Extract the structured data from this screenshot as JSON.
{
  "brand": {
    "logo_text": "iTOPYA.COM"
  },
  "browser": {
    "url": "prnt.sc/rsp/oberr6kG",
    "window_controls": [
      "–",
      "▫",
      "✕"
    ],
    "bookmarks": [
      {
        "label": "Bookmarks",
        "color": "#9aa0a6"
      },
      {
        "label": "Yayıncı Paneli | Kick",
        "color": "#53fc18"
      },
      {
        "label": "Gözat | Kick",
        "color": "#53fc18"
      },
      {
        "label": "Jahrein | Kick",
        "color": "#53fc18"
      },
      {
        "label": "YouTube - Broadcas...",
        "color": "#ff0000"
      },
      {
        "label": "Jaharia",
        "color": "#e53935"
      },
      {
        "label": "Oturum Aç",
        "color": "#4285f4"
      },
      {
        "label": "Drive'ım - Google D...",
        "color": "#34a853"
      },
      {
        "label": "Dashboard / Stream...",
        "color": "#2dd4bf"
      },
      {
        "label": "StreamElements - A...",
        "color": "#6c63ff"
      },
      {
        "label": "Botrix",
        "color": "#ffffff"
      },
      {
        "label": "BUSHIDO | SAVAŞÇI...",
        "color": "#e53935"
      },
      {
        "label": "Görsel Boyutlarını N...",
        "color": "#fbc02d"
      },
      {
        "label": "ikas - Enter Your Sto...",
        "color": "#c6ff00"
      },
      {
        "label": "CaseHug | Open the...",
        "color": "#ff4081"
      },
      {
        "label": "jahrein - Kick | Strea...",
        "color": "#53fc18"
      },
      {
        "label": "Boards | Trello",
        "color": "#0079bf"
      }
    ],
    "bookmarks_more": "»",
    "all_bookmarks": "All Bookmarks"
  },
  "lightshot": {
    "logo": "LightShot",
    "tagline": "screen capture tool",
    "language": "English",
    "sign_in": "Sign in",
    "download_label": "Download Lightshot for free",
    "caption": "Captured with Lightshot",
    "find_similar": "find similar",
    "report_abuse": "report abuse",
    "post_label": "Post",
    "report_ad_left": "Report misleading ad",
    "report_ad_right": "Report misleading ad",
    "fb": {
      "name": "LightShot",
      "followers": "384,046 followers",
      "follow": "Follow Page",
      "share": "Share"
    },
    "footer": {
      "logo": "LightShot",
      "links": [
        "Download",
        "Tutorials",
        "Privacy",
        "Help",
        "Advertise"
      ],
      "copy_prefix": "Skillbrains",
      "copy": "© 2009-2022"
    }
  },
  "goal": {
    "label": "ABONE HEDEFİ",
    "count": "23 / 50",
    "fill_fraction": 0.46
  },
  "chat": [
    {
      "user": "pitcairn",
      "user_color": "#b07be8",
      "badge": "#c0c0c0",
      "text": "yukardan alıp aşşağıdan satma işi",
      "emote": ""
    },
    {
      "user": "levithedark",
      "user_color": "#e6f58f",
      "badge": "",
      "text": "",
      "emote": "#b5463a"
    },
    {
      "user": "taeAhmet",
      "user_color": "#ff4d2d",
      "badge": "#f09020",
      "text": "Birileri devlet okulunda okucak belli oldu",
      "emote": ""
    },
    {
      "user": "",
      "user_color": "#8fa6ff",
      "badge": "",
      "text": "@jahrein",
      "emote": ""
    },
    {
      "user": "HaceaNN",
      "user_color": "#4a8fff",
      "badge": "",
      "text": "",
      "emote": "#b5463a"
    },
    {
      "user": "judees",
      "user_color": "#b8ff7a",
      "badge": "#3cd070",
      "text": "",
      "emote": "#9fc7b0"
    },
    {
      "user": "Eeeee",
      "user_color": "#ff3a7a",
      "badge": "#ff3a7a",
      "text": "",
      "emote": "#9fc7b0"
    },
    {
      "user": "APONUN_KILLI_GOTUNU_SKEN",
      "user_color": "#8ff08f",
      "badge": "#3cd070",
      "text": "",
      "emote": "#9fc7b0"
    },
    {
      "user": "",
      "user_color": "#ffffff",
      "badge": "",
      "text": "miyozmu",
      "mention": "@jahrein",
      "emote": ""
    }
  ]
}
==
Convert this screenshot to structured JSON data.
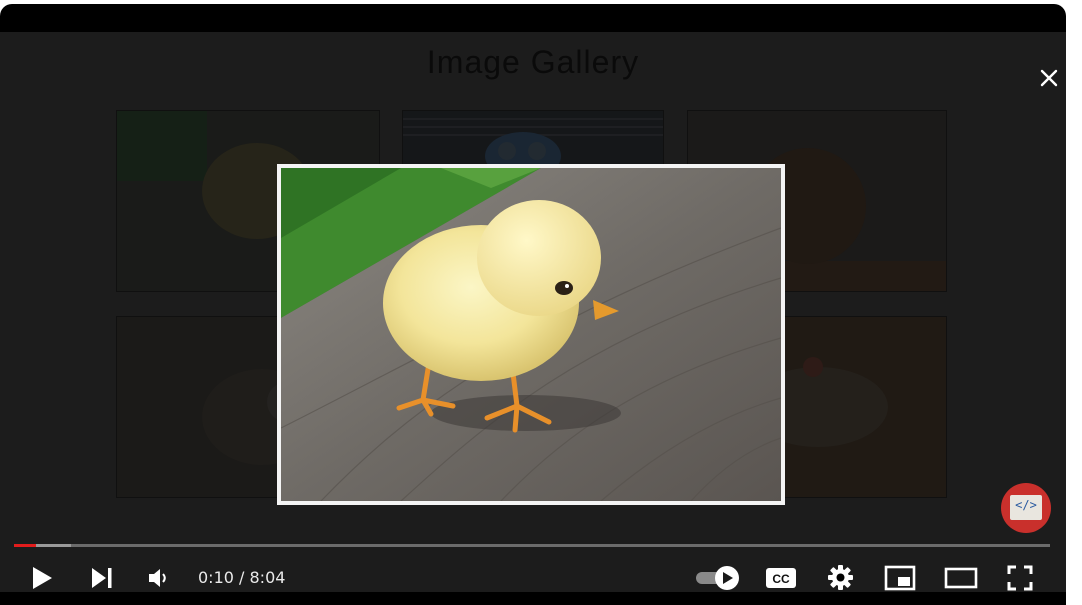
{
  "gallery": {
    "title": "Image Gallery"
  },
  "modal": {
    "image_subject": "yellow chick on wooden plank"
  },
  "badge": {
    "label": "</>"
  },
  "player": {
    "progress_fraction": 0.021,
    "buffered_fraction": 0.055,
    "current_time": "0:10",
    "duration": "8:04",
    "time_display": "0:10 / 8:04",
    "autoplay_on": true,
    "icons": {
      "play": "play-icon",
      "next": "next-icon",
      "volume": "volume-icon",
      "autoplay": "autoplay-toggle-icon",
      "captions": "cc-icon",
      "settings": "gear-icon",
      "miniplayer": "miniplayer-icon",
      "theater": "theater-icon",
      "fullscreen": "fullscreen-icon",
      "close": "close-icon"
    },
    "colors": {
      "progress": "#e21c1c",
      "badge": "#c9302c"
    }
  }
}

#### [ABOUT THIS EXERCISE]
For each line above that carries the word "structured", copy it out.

#### [RESULT]
Extract the structured data from this screenshot as JSON.
Convert this screenshot to structured JSON data.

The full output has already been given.